REQUIREMENT
Of the lines below, copy those that hold the word "中文品名".

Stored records
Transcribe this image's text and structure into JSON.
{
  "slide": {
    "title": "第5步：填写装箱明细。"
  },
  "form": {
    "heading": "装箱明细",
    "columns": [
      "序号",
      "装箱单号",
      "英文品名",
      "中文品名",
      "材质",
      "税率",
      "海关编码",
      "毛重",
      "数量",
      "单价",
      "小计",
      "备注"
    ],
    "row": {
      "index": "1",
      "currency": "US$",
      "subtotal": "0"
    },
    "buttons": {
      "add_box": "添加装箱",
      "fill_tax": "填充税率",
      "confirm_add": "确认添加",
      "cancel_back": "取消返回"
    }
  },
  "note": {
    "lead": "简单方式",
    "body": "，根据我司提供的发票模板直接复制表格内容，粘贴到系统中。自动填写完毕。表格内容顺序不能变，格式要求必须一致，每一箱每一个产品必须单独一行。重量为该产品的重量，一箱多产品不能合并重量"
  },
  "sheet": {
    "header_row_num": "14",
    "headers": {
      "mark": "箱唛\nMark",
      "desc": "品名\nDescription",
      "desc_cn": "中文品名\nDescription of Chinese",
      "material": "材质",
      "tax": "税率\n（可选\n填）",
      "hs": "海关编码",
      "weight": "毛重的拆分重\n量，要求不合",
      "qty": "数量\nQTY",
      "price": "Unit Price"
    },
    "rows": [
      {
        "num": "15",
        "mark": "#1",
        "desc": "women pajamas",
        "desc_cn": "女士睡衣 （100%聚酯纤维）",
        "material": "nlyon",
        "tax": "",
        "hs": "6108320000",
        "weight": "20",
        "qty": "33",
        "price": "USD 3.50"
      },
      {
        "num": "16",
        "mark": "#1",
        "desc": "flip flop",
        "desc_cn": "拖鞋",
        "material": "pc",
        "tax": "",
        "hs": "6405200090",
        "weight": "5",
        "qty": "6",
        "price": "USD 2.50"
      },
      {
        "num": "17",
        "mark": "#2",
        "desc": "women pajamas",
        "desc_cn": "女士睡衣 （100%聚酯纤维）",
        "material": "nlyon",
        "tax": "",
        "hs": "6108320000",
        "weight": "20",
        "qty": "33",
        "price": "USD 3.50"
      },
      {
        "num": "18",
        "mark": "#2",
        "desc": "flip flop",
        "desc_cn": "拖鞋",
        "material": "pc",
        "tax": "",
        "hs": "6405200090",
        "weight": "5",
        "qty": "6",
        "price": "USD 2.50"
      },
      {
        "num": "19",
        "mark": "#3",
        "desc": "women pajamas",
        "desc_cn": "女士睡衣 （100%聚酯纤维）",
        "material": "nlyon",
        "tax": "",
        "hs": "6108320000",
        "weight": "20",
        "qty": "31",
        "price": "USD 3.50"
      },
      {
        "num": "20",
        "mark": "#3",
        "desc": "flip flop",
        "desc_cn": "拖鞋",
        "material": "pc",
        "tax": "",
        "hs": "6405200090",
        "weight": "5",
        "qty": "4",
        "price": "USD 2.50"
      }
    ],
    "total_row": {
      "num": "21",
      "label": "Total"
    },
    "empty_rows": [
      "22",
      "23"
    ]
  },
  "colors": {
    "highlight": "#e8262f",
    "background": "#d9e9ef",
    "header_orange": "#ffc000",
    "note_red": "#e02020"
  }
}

EXERCISE SOLUTION
      "中文品名",
      "desc_cn": "中文品名\nDescription of Chinese",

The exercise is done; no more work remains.